Due to pent-up demand among environmentalists and early adopters, there should be no difficulty selling all the 2011 Volts and Leafs. However, it remains to be seen whether demand will build beyond these two groups.
Nissan is offering the Leaf for $32,780, whereas the Chevrolet Volt will cost over $41,000. Both are being offered, on lease, for $350 a month.
The US government is offering a $7,500 tax credit, and more than a dozen states have announced incentives of their own, ranging from the elimination of sales tax for the purchase in Washington state to a $6,000 tax break in Colorado.
Some communities are offering additional rebates, while several employers are offering up to $5,000 in assistance. With all the incentives, in some locations the Leaf might go for as little as $12,280.
The head to head battle for American electric vehicle supremacy is already pretty hot and sure to get hotter. Industry executives say the coming months will be critical to building acceptance for these vehicles. However there are concerns about the rivalry that could develop. “It could wind up looking like two politicians cutting each other down in public,” said an unnamed senior GM executive on the Volt program. In the end, the public could wind up mistrusting both.
Bitter conflict between the two brands would not be good for the green car market, nor is it necessary. Each car can find its own audience. The Leaf is for those who do not travel more than 100 miles per trip, while the Volt is for those who need the extra range, and can afford the higher sticker price.
Volt Wins Green Car of the Year
EPA’s New Mileage Estimates for the Volt and the Leaf
The Chevrolet Volt Versus the Nissan Leaf
Video: Chevrolet Volt Test Drive
Video: Chevrolet Volt Vs. Nissan Leaf
Video Trailer: Revenge of the Electric Car
Competition in the 2011 Greener Car Market
House Lawmakers Oppose New Car Ratings
America’s New Car Ratings: Consumer Concerns and Marketing
US Government’s New Car Ratings
Improving Battery Technology Key to Greener Cars
Innovative Business Models are Driving the Auto Sector
Electric Vehicles Need New Business Models
Greening Vehicle Fleets
Competition in the Green Vehicle Market
Germany and the Global Competition for EV Supremacy
Volkswagen’s Dirty Automotive Brands
Porsche and Audi`s Greener Vehicles
Volkswagen’s Greener Vehicles
European Greener Cars
Electric Vehicles Combat Global Warming
Electric Vehicles Combat Smog
Electric Vehicle Bill Passes Energy Committee
Governments and the Growth of EVs
Government Investment Fuels Greener Vehicles
Private Public Cooperation Behind SA Joule
Greener Commercial Transport Vehicles
Electric Vehicles Will Drive Demand for Lithium
Electric Vehicle Battery Technology Obstacles and Solutions
American Electric Vehicle Strategy

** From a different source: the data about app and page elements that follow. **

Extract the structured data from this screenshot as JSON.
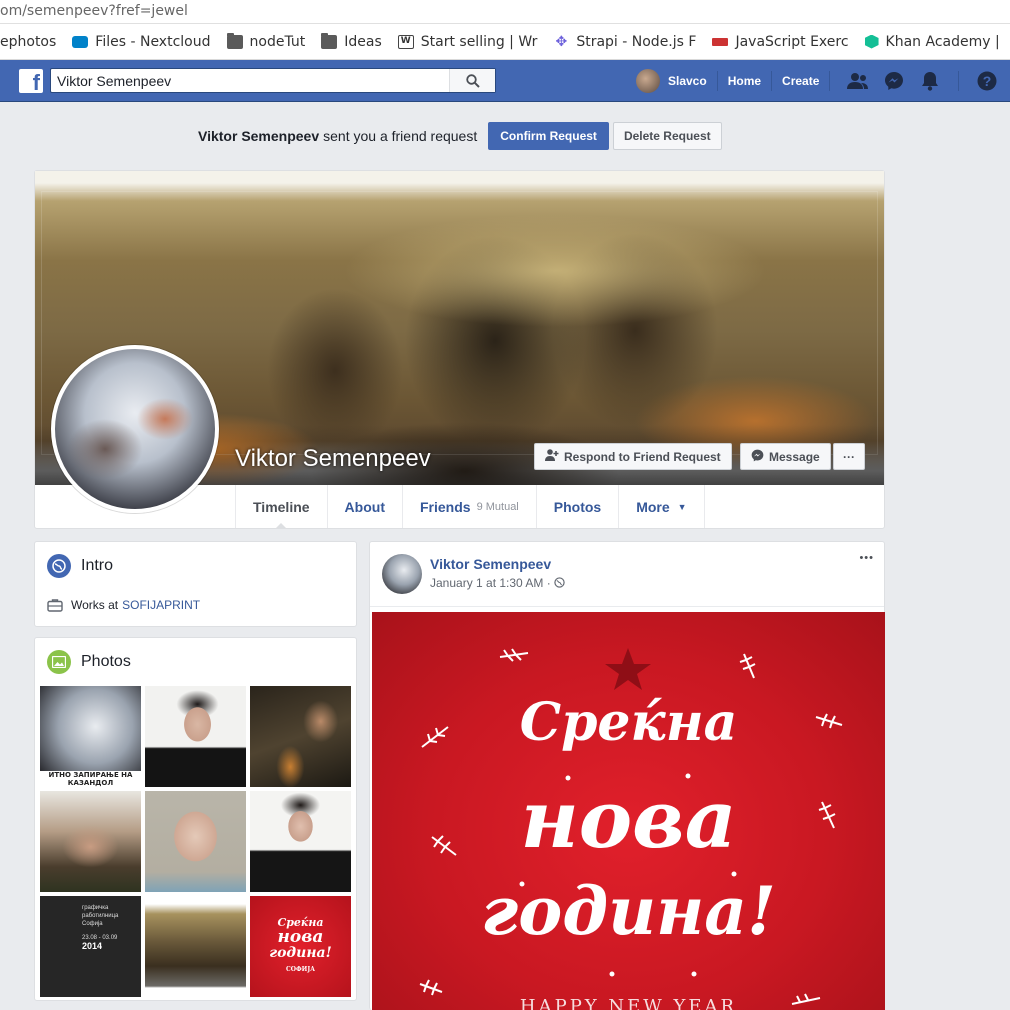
{
  "browser": {
    "url": "om/semenpeev?fref=jewel",
    "bookmarks": [
      {
        "label": "ephotos",
        "icon": "none"
      },
      {
        "label": "Files - Nextcloud",
        "icon": "nextcloud-icon"
      },
      {
        "label": "nodeTut",
        "icon": "folder-icon"
      },
      {
        "label": "Ideas",
        "icon": "folder-icon"
      },
      {
        "label": "Start selling | Wr",
        "icon": "w-icon"
      },
      {
        "label": "Strapi - Node.js F",
        "icon": "strapi-icon"
      },
      {
        "label": "JavaScript Exerc",
        "icon": "js-icon"
      },
      {
        "label": "Khan Academy |",
        "icon": "khan-icon"
      }
    ]
  },
  "header": {
    "search_value": "Viktor Semenpeev",
    "user_name": "Slavco",
    "home_label": "Home",
    "create_label": "Create",
    "brand_color": "#4267b2"
  },
  "friend_request": {
    "name": "Viktor Semenpeev",
    "text": "sent you a friend request",
    "confirm_label": "Confirm Request",
    "delete_label": "Delete Request"
  },
  "profile": {
    "name": "Viktor Semenpeev",
    "respond_label": "Respond to Friend Request",
    "message_label": "Message",
    "more_dots": "···",
    "tabs": [
      {
        "label": "Timeline"
      },
      {
        "label": "About"
      },
      {
        "label": "Friends",
        "extra": "9 Mutual"
      },
      {
        "label": "Photos"
      },
      {
        "label": "More"
      }
    ]
  },
  "intro": {
    "title": "Intro",
    "works_prefix": "Works at",
    "employer": "SOFIJAPRINT"
  },
  "photos": {
    "title": "Photos",
    "thumb_captions": {
      "t1": "ИТНО ЗАПИРАЊЕ НА КАЗАНДОЛ",
      "t7_line1": "графичка",
      "t7_line2": "работилница",
      "t7_line3": "Софија",
      "t7_dates": "23.08 - 03.09",
      "t7_year": "2014",
      "t9_line1": "Среќна",
      "t9_line2": "нова",
      "t9_line3": "година!",
      "t9_brand": "СОФИЈА"
    }
  },
  "post": {
    "author": "Viktor Semenpeev",
    "date": "January 1 at 1:30 AM",
    "sep": "·",
    "menu_dots": "•••",
    "image_text": {
      "line1": "Среќна",
      "line2": "нова",
      "line3": "година!",
      "line4": "HAPPY NEW YEAR"
    }
  }
}
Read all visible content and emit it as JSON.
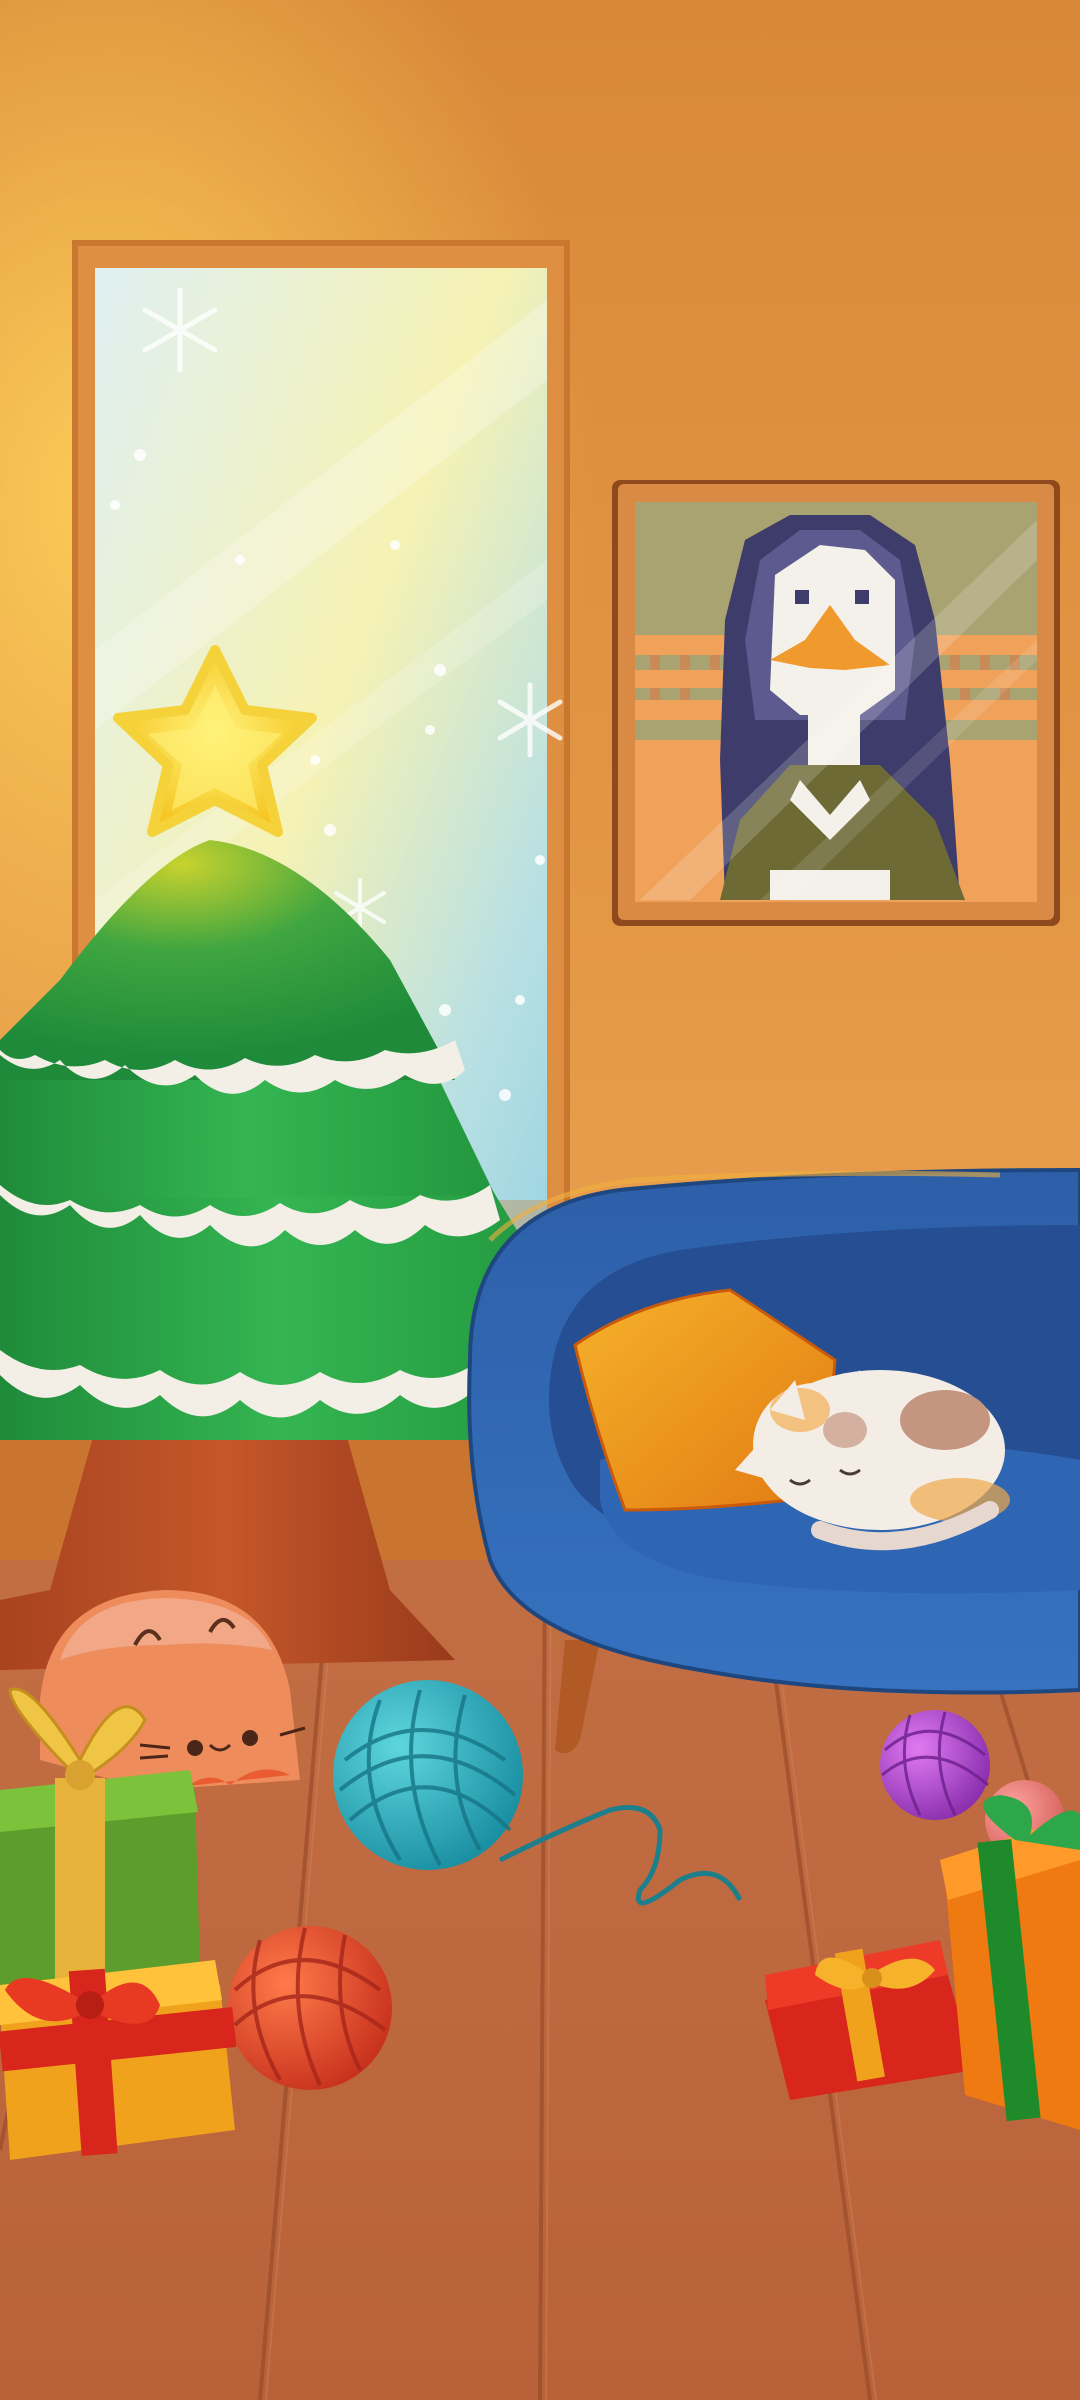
{
  "scene": {
    "name": "cozy-knit-room",
    "palette": {
      "wall_top": "#d9893a",
      "wall_bottom": "#e9a14c",
      "wood_floor": "#c06b3f",
      "tree_green": "#2ea64a",
      "couch_blue": "#2f64b0",
      "star_yellow": "#ffd93a",
      "yarn_teal": "#23a8b8",
      "yarn_red": "#e24a2a",
      "yarn_purple": "#b54ad8",
      "gift_red": "#d9261c",
      "gift_green": "#5d9d2b",
      "gift_orange": "#f0a21c"
    },
    "icons": [
      "window",
      "snowflake-icon",
      "christmas-tree",
      "star-topper-icon",
      "framed-cross-stitch-picture",
      "couch",
      "pillow",
      "sleeping-cat",
      "peeking-cat",
      "yarn-ball-icon",
      "gift-box-icon"
    ]
  }
}
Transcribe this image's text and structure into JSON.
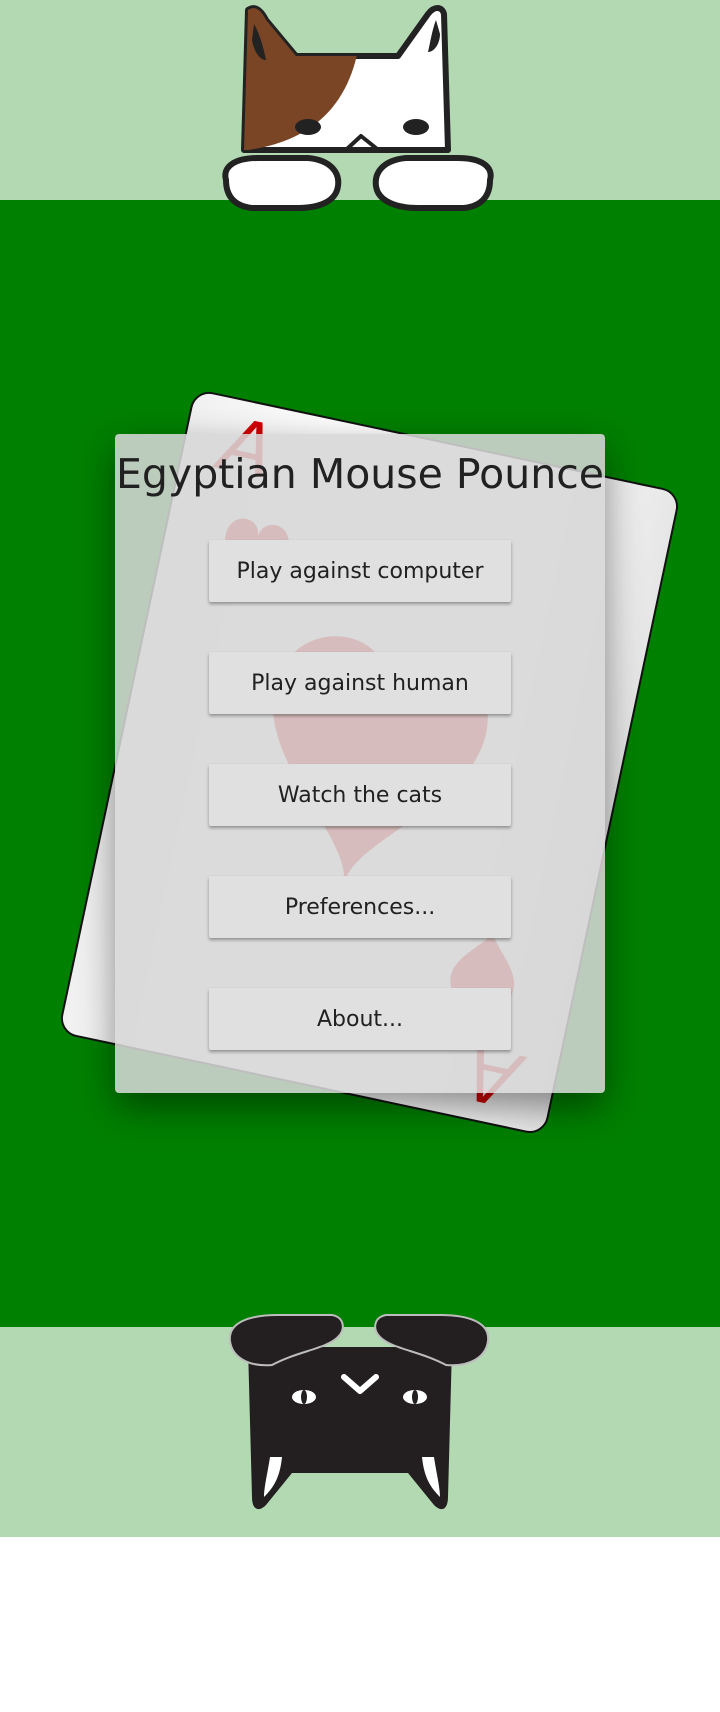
{
  "app": {
    "title": "Egyptian Mouse Pounce"
  },
  "card": {
    "rank": "A",
    "suit": "hearts",
    "suit_icon": "heart-icon",
    "suit_color": "#d40000"
  },
  "menu": {
    "play_computer": "Play against computer",
    "play_human": "Play against human",
    "watch_cats": "Watch the cats",
    "preferences": "Preferences...",
    "about": "About..."
  },
  "colors": {
    "table_green": "#008000",
    "player_area": "#b3d9b3",
    "dialog_bg": "#d6d6d6",
    "button_bg": "#e0e0e0",
    "text": "#212121"
  },
  "players": {
    "top_cat": "calico-cat-icon",
    "bottom_cat": "black-cat-icon"
  }
}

Beneficiaries of Chinese Government Investment in Electric Vehicles
Chinese Government Investment in Electric Vehicles
Beneficiaries of US Government Investment in Electric Vehicles
Government Investment Fuels Greener Vehicles
GM Breakthrough Reduces Emissions
Toyota and Tesla Making Electric Sedan
Toyota’s Greener Vehicles
Honda’s CR-Z and Second Generation Hybrids
Honda’s Greener Vehicles
GM’s Greener Vehicles
Ford’s Greener Vehicles
Korean (Hyundai & Kia) Greener Cars
Nissan’s Greener Vehicles
Jaguar XJ: A Greener Luxury Car
E-Range: World’s First Fully Electric 4×4
The FIAT 500 is Coming to America
The Winners of the UK’s What Car? Green Awards 2010